**Work order**
The lines to be copied are those below that contain "star".

Dataset items:
#####

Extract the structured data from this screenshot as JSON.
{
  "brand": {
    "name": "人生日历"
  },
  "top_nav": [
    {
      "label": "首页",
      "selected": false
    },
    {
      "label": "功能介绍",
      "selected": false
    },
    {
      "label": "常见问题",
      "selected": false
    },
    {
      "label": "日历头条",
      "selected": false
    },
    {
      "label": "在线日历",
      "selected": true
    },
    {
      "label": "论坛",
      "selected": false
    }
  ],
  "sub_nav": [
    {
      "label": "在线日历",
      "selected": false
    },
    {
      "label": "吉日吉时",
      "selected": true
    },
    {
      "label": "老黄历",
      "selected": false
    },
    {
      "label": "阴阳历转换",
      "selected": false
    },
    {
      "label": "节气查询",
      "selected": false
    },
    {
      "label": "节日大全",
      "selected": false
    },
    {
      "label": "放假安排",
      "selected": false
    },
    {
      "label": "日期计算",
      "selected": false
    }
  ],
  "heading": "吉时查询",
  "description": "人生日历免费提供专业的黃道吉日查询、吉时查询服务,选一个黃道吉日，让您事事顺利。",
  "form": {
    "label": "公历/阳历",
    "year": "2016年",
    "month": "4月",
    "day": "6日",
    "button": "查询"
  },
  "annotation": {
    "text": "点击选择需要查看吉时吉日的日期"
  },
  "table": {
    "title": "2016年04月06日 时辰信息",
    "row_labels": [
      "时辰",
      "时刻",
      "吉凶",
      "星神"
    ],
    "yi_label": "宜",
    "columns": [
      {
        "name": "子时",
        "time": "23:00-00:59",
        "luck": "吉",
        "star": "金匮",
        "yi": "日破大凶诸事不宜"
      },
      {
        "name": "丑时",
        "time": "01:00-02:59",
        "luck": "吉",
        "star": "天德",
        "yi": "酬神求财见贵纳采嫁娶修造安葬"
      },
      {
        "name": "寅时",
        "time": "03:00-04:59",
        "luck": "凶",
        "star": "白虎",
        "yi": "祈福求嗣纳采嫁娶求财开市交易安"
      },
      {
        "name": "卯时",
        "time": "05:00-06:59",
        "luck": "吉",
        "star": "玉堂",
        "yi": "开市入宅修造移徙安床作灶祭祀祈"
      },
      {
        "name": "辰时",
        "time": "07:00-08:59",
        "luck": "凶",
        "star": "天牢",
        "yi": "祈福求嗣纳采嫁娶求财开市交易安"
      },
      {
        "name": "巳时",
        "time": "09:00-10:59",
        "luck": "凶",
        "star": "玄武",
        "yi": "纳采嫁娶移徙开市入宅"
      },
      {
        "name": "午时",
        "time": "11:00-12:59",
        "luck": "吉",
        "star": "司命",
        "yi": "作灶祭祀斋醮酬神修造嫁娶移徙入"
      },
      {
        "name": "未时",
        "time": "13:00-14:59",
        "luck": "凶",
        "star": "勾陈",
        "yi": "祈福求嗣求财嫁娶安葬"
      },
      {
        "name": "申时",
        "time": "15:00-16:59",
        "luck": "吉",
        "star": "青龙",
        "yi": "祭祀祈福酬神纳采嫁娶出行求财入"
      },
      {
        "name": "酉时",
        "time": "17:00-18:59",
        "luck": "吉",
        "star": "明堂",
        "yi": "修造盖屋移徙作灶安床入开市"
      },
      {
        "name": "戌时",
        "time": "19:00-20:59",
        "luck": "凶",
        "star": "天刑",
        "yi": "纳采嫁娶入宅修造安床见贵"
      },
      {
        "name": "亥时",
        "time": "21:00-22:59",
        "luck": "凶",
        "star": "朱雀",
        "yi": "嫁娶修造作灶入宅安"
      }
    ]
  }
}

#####

**Response to the exercise**
        "star": "金匮",
        "star": "天德",
        "star": "白虎",
        "star": "玉堂",
        "star": "天牢",
        "star": "玄武",
        "star": "司命",
        "star": "勾陈",
        "star": "青龙",
        "star": "明堂",
        "star": "天刑",
        "star": "朱雀",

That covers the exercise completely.